YOUR ASSIGNMENT:
All of the entries are to be written out again verbatim.

Start of RECORDS SHOWN

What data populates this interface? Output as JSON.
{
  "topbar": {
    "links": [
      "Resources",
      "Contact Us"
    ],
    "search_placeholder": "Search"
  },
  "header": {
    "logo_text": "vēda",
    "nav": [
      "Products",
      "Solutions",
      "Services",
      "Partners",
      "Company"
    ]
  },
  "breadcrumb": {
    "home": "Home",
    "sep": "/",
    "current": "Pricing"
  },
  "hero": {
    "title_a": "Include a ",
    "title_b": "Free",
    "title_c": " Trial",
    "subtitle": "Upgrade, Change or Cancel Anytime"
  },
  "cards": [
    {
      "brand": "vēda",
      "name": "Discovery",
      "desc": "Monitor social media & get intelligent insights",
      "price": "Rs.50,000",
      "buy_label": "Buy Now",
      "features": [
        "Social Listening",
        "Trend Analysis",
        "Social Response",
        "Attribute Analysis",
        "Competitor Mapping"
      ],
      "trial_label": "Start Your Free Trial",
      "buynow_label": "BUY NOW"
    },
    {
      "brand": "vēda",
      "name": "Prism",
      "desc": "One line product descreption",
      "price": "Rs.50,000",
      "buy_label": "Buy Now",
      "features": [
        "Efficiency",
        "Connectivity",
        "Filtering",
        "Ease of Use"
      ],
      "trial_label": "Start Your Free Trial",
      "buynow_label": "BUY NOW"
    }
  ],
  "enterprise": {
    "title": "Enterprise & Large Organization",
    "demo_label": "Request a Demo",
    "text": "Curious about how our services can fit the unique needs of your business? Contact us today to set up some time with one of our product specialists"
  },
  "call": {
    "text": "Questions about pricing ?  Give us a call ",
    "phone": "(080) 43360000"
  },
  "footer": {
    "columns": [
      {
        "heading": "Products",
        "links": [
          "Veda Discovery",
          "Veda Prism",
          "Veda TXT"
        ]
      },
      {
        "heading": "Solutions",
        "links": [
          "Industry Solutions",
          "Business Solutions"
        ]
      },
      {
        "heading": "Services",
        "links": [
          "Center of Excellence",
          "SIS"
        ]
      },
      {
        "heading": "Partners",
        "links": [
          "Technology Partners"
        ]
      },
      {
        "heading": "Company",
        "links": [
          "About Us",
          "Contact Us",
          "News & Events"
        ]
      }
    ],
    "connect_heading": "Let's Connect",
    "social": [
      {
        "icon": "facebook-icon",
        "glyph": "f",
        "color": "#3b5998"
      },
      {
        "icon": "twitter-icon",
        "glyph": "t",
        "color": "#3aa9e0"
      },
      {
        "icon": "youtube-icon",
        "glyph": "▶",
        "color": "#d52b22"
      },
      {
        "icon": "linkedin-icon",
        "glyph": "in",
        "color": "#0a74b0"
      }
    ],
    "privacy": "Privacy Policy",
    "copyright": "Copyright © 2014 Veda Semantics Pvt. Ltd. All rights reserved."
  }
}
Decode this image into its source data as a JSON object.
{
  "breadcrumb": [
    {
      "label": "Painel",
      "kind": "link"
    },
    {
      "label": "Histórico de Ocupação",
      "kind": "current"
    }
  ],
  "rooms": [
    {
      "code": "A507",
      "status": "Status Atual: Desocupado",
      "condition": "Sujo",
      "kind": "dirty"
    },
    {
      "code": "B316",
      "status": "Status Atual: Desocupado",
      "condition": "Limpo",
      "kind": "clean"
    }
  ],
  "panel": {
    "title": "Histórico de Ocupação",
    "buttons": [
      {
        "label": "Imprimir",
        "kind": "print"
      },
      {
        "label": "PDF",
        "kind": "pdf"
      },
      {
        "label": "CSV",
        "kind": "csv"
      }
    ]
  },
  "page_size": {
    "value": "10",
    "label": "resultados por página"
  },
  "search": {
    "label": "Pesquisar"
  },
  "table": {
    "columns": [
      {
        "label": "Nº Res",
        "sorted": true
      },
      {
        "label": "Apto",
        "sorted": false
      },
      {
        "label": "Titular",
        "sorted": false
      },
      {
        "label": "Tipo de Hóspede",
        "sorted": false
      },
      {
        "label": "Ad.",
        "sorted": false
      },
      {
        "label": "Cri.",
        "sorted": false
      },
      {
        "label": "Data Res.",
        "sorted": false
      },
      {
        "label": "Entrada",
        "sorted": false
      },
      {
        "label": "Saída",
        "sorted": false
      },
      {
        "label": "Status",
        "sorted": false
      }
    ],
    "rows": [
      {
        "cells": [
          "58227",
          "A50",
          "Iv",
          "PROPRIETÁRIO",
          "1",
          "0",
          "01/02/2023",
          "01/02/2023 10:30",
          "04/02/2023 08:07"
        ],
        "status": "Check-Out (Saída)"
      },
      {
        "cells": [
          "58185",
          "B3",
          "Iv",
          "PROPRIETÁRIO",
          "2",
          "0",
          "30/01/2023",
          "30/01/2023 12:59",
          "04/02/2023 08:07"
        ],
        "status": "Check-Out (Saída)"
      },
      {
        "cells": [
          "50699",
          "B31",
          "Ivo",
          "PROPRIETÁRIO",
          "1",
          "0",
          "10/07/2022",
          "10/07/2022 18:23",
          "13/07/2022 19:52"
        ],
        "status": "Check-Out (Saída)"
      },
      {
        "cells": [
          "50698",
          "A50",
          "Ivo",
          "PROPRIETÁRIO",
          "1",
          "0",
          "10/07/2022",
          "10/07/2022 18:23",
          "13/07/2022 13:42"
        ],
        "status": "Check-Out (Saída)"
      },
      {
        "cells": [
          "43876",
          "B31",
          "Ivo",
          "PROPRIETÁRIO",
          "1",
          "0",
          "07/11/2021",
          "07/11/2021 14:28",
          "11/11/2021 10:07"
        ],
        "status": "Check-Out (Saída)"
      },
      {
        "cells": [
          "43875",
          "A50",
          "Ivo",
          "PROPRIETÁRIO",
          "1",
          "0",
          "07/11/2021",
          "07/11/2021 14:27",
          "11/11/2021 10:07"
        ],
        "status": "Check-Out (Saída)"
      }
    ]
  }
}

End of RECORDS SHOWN

ANSWER SECTION:
What data populates this interface? Output as JSON.
{
  "topbar": {
    "links": [
      "Resources",
      "Contact Us"
    ],
    "search_placeholder": "Search"
  },
  "header": {
    "logo_text": "vēda",
    "nav": [
      "Products",
      "Solutions",
      "Services",
      "Partners",
      "Company"
    ]
  },
  "breadcrumb": {
    "home": "Home",
    "sep": "/",
    "current": "Pricing"
  },
  "hero": {
    "title_a": "Include a ",
    "title_b": "Free",
    "title_c": " Trial",
    "subtitle": "Upgrade, Change or Cancel Anytime"
  },
  "cards": [
    {
      "brand": "vēda",
      "name": "Discovery",
      "desc": "Monitor social media & get intelligent insights",
      "price": "Rs.50,000",
      "buy_label": "Buy Now",
      "features": [
        "Social Listening",
        "Trend Analysis",
        "Social Response",
        "Attribute Analysis",
        "Competitor Mapping"
      ],
      "trial_label": "Start Your Free Trial",
      "buynow_label": "BUY NOW"
    },
    {
      "brand": "vēda",
      "name": "Prism",
      "desc": "One line product descreption",
      "price": "Rs.50,000",
      "buy_label": "Buy Now",
      "features": [
        "Efficiency",
        "Connectivity",
        "Filtering",
        "Ease of Use"
      ],
      "trial_label": "Start Your Free Trial",
      "buynow_label": "BUY NOW"
    }
  ],
  "enterprise": {
    "title": "Enterprise & Large Organization",
    "demo_label": "Request a Demo",
    "text": "Curious about how our services can fit the unique needs of your business? Contact us today to set up some time with one of our product specialists"
  },
  "call": {
    "text": "Questions about pricing ?  Give us a call ",
    "phone": "(080) 43360000"
  },
  "footer": {
    "columns": [
      {
        "heading": "Products",
        "links": [
          "Veda Discovery",
          "Veda Prism",
          "Veda TXT"
        ]
      },
      {
        "heading": "Solutions",
        "links": [
          "Industry Solutions",
          "Business Solutions"
        ]
      },
      {
        "heading": "Services",
        "links": [
          "Center of Excellence",
          "SIS"
        ]
      },
      {
        "heading": "Partners",
        "links": [
          "Technology Partners"
        ]
      },
      {
        "heading": "Company",
        "links": [
          "About Us",
          "Contact Us",
          "News & Events"
        ]
      }
    ],
    "connect_heading": "Let's Connect",
    "social": [
      {
        "icon": "facebook-icon",
        "glyph": "f",
        "color": "#3b5998"
      },
      {
        "icon": "twitter-icon",
        "glyph": "t",
        "color": "#3aa9e0"
      },
      {
        "icon": "youtube-icon",
        "glyph": "▶",
        "color": "#d52b22"
      },
      {
        "icon": "linkedin-icon",
        "glyph": "in",
        "color": "#0a74b0"
      }
    ],
    "privacy": "Privacy Policy",
    "copyright": "Copyright © 2014 Veda Semantics Pvt. Ltd. All rights reserved."
  }
}
Decode this image into its source data as a JSON object.
{
  "breadcrumb": [
    {
      "label": "Painel",
      "kind": "link"
    },
    {
      "label": "Histórico de Ocupação",
      "kind": "current"
    }
  ],
  "rooms": [
    {
      "code": "A507",
      "status": "Status Atual: Desocupado",
      "condition": "Sujo",
      "kind": "dirty"
    },
    {
      "code": "B316",
      "status": "Status Atual: Desocupado",
      "condition": "Limpo",
      "kind": "clean"
    }
  ],
  "panel": {
    "title": "Histórico de Ocupação",
    "buttons": [
      {
        "label": "Imprimir",
        "kind": "print"
      },
      {
        "label": "PDF",
        "kind": "pdf"
      },
      {
        "label": "CSV",
        "kind": "csv"
      }
    ]
  },
  "page_size": {
    "value": "10",
    "label": "resultados por página"
  },
  "search": {
    "label": "Pesquisar"
  },
  "table": {
    "columns": [
      {
        "label": "Nº Res",
        "sorted": true
      },
      {
        "label": "Apto",
        "sorted": false
      },
      {
        "label": "Titular",
        "sorted": false
      },
      {
        "label": "Tipo de Hóspede",
        "sorted": false
      },
      {
        "label": "Ad.",
        "sorted": false
      },
      {
        "label": "Cri.",
        "sorted": false
      },
      {
        "label": "Data Res.",
        "sorted": false
      },
      {
        "label": "Entrada",
        "sorted": false
      },
      {
        "label": "Saída",
        "sorted": false
      },
      {
        "label": "Status",
        "sorted": false
      }
    ],
    "rows": [
      {
        "cells": [
          "58227",
          "A50",
          "Iv",
          "PROPRIETÁRIO",
          "1",
          "0",
          "01/02/2023",
          "01/02/2023 10:30",
          "04/02/2023 08:07"
        ],
        "status": "Check-Out (Saída)"
      },
      {
        "cells": [
          "58185",
          "B3",
          "Iv",
          "PROPRIETÁRIO",
          "2",
          "0",
          "30/01/2023",
          "30/01/2023 12:59",
          "04/02/2023 08:07"
        ],
        "status": "Check-Out (Saída)"
      },
      {
        "cells": [
          "50699",
          "B31",
          "Ivo",
          "PROPRIETÁRIO",
          "1",
          "0",
          "10/07/2022",
          "10/07/2022 18:23",
          "13/07/2022 19:52"
        ],
        "status": "Check-Out (Saída)"
      },
      {
        "cells": [
          "50698",
          "A50",
          "Ivo",
          "PROPRIETÁRIO",
          "1",
          "0",
          "10/07/2022",
          "10/07/2022 18:23",
          "13/07/2022 13:42"
        ],
        "status": "Check-Out (Saída)"
      },
      {
        "cells": [
          "43876",
          "B31",
          "Ivo",
          "PROPRIETÁRIO",
          "1",
          "0",
          "07/11/2021",
          "07/11/2021 14:28",
          "11/11/2021 10:07"
        ],
        "status": "Check-Out (Saída)"
      },
      {
        "cells": [
          "43875",
          "A50",
          "Ivo",
          "PROPRIETÁRIO",
          "1",
          "0",
          "07/11/2021",
          "07/11/2021 14:27",
          "11/11/2021 10:07"
        ],
        "status": "Check-Out (Saída)"
      }
    ]
  }
}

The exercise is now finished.